LordWoolf introduced the concept some

20 years ago but it has not proved

particularly popular. However, given the

continual pressures on costs and efficiency,

particularly in the injury litigation landscape, I

can see the renewed attraction that the SJEmay

have to the courts. But what are the problems

and can the single expert bemade to work?

Little change

In his final‘Access to Justice’report (1996), Lord

Woolf acknowledged that therewas such a

considerable strength of opposition to his proposal

for the use of SJEs that it was not realistic to expect a

significant shift towards single experts in the short

term. Instead, he concluded that the parties and

procedural judges should always consider whether

a single expert could be appointed in a particular

case (this led to Civil Procedure Rules (CPR) 35.7).

In terms of injury litigation and the use of single

experts for loss quantum, my experience has been

that things haven’t really shifted since then.

I have seen little appetite (fromeither side) for

accountancy expert evidence in injury claims to be

given other than byway of the party expert.

In contrast, I have found the use of SJE

accountancy evidence reasonably common in

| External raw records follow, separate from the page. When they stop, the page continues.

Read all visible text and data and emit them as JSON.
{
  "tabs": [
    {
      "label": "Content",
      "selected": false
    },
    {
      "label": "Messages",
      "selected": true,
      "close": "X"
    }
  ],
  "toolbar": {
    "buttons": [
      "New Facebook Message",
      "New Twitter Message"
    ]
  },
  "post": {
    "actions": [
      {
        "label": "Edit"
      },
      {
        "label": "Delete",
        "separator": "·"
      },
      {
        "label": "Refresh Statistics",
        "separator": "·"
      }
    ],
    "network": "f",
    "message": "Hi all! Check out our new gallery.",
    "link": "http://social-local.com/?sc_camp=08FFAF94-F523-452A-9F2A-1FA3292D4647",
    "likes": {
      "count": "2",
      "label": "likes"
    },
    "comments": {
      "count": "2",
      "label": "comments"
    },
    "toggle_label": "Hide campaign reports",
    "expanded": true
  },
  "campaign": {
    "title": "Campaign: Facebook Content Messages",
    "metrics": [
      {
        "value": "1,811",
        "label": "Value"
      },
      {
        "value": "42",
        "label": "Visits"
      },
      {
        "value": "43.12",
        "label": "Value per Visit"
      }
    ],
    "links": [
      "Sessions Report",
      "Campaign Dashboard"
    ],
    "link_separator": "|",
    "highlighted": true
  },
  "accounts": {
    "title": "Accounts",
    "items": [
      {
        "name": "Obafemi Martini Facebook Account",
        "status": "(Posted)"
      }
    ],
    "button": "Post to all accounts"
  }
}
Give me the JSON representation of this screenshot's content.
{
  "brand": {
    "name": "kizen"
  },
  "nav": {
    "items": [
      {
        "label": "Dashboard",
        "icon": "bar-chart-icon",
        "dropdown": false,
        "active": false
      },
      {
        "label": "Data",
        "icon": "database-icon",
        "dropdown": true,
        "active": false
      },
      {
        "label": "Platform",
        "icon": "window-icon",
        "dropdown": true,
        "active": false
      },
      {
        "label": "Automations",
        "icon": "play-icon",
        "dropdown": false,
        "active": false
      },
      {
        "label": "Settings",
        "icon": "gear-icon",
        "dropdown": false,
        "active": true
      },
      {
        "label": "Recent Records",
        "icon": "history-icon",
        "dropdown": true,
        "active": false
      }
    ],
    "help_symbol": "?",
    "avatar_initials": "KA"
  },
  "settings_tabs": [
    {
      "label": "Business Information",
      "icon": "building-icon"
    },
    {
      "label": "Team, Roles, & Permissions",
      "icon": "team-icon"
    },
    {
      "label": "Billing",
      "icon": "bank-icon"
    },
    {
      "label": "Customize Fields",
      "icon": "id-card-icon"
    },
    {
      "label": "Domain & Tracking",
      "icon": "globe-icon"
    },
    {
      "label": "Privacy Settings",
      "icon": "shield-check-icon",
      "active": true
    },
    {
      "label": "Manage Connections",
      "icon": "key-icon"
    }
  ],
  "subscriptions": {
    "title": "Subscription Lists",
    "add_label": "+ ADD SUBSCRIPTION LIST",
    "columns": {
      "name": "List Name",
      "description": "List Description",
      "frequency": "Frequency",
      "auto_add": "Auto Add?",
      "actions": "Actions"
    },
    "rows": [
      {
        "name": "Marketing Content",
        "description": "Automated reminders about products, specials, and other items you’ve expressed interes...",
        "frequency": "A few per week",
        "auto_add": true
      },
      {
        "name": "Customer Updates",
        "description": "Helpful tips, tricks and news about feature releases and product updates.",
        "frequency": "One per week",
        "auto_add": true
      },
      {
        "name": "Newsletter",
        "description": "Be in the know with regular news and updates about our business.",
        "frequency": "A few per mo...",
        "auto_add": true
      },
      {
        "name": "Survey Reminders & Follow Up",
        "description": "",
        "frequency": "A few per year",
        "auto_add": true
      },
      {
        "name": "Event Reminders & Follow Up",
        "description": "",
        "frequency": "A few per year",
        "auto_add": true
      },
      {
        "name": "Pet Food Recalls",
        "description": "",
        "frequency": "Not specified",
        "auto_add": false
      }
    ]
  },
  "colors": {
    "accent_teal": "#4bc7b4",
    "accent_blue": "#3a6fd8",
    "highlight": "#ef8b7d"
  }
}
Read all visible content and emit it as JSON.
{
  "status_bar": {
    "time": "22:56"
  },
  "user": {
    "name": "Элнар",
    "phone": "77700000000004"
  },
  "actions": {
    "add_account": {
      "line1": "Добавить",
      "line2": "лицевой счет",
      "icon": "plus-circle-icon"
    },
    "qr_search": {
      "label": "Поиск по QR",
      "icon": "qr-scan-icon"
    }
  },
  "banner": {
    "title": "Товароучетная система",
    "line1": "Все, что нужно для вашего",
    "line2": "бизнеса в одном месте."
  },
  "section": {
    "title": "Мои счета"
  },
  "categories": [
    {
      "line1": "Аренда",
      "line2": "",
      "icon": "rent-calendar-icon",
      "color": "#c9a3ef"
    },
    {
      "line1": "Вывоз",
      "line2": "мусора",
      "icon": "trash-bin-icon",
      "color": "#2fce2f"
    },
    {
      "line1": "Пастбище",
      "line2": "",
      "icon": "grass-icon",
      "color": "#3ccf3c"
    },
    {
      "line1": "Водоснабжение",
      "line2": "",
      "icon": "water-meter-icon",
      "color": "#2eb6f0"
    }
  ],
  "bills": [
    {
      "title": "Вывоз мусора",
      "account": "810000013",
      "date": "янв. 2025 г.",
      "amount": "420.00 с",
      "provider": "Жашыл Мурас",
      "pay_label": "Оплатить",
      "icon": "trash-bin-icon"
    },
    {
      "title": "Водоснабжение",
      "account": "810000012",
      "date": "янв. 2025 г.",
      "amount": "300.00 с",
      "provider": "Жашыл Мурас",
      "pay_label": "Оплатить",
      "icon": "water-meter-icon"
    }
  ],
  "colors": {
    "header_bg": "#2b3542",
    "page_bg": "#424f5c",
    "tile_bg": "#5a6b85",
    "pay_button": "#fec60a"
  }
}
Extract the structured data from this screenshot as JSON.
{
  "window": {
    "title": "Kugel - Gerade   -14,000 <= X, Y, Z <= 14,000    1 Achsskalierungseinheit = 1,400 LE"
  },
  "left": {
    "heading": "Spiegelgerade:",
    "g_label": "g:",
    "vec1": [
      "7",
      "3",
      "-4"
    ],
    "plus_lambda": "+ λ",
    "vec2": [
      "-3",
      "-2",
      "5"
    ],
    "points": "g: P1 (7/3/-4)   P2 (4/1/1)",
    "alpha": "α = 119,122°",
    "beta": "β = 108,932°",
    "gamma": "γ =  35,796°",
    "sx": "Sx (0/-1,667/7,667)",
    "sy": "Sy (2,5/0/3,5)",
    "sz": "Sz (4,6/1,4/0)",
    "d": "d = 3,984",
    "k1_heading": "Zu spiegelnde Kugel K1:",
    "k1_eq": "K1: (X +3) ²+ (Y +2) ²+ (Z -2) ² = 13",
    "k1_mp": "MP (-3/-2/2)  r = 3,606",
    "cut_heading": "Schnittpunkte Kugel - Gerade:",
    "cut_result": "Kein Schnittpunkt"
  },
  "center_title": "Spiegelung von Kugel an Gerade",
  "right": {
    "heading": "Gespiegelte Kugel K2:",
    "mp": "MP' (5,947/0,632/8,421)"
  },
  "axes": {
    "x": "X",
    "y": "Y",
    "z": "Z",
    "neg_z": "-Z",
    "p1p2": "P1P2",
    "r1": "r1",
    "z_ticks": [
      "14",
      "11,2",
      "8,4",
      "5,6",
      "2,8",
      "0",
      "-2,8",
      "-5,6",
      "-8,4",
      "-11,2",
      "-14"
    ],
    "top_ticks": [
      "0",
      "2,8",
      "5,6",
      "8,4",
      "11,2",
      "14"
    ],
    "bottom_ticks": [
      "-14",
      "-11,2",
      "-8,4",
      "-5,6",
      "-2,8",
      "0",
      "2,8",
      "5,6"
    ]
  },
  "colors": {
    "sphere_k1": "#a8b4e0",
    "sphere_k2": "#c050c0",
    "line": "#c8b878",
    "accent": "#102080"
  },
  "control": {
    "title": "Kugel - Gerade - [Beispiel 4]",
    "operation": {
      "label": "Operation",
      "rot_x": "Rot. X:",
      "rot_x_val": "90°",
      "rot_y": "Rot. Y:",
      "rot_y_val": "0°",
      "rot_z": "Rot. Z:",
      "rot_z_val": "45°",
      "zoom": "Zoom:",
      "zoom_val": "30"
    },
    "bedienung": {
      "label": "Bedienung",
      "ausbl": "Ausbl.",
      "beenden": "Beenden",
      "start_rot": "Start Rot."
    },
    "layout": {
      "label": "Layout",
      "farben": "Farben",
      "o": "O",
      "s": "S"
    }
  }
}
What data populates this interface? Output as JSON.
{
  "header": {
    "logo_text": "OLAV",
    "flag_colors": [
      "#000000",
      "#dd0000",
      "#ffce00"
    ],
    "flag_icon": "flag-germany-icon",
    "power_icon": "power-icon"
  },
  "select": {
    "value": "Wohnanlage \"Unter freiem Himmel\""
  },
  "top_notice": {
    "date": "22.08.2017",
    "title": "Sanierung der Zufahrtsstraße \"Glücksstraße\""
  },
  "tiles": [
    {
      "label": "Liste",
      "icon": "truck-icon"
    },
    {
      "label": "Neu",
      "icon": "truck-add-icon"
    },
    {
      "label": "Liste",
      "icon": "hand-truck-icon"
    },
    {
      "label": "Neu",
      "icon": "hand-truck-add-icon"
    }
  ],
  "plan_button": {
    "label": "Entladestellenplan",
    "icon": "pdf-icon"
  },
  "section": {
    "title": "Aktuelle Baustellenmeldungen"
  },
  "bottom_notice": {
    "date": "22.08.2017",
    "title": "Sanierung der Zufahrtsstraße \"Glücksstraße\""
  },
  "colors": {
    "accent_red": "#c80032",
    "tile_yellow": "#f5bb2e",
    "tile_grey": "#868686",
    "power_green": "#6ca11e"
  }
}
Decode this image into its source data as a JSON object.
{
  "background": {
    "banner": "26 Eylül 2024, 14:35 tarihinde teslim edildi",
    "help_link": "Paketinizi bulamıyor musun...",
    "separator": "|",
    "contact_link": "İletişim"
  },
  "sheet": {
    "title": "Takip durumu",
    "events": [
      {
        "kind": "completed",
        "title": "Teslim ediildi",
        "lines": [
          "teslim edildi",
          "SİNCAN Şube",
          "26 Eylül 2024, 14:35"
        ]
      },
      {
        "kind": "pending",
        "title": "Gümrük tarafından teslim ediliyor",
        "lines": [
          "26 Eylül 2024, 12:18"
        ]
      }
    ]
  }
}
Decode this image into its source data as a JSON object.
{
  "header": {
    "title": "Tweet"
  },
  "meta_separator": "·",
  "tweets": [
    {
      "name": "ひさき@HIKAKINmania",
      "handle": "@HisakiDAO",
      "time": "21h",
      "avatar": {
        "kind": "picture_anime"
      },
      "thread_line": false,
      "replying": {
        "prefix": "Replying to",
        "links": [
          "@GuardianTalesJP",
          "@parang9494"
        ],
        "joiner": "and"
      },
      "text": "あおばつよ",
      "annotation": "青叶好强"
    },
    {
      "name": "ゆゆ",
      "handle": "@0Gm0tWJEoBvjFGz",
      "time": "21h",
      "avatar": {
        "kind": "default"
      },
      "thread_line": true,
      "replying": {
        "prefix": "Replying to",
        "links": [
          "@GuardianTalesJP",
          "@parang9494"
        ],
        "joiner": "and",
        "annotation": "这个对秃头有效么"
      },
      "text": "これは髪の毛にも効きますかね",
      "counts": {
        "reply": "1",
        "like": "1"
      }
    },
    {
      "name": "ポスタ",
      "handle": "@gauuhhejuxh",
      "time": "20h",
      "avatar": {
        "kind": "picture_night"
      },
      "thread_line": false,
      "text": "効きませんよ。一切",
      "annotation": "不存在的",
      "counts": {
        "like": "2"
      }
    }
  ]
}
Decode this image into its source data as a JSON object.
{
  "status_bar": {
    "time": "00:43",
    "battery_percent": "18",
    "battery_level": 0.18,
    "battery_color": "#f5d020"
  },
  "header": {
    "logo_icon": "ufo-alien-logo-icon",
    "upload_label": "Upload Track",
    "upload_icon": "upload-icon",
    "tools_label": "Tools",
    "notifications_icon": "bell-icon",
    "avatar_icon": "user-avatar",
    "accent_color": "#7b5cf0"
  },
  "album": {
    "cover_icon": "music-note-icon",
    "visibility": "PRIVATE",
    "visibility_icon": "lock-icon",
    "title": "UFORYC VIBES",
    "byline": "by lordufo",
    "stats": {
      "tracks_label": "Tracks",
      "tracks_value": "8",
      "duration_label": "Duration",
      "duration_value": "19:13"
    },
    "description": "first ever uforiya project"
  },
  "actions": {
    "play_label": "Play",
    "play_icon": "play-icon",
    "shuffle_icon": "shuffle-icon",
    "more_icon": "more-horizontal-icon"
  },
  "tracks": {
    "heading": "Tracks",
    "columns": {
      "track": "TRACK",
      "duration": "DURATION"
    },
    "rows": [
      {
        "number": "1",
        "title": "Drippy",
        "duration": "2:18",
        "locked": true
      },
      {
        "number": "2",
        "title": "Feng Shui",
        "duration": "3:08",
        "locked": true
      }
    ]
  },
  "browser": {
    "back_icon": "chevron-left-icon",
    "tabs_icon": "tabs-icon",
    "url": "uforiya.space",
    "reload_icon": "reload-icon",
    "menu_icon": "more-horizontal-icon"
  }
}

family finance proceedings, wheremy experience

suggests it works reasonablywell.This is probably

because the parties are dealing with a finite

‘financial pot’and typically the issue being

addressed is narrowly defined (e.g. the value of

a business interest and/or scope for raising

additional funds).

Cost savings

The‘driver’for using single experts has to be cost

– that is, the theoretical potential to save costs by

instructing just one expert with, in the majority of

circumstances, just one report, and nomeeting of

experts or joint statement (which can take several


The saving of costs should not, however, be

presumed to be a given.This is because theremay

be associated cost increases in other areas – as

considerablymore time and effort is taken over

instructing the SJE, written questions are almost

invariablymore lengthy, and asked by both sides,

and partiesmay evenwish to test the expert’s work

(via a shadowexpert), perhaps in order to decide

whether they canmuster sufficiently reasonable

grounds to instruct a further expert themselves.

Risk of bias

There may be a natural presumption by procedural

judges that it is cheaper to use just one expert, and

that the SJE’s evidence will be more impartial than

that of a party expert.

However, stepping back a little fromconstraints of

costs and efficiency, the downside for the court has

to be that, with a single expert, it loses the

opportunity to see the full range of opinion that may

legitimately exist. Despite the stringent demands of

CPR 35, it is still not uncommon inmy experience to

see experts across a range of disciplines, not just

quantum, ignore such vital aspects of the rules (and

the Civil Justice Council (CJC) guidance) as the range

of opinion, whichmust be stated but is often

ignored, and the importance of reporting on

separate factual hypotheses.

As a result, the court often does not get to

consider which evidence it prefers over the

reasonable variation that may exist in a particular

field of expertise.

Further, there is the danger that the court

may be exposed to bias or prejudice on the

part of a single expert –while the SJEmay be

impartial as between the parties, the samemay

not necessarily be true of bias towards a certain


Richard Formby

considers the pros and cons of using single experts on quantum matters

and asks whether appetite for their use with injury claims will increase

Single joint experts:

A new dawn?

Richard Formby is an accountancy

expert witness and a partner at

Monahans Chartered Accountants


SJ 160/6

Expert Witness Supplement Spring 2016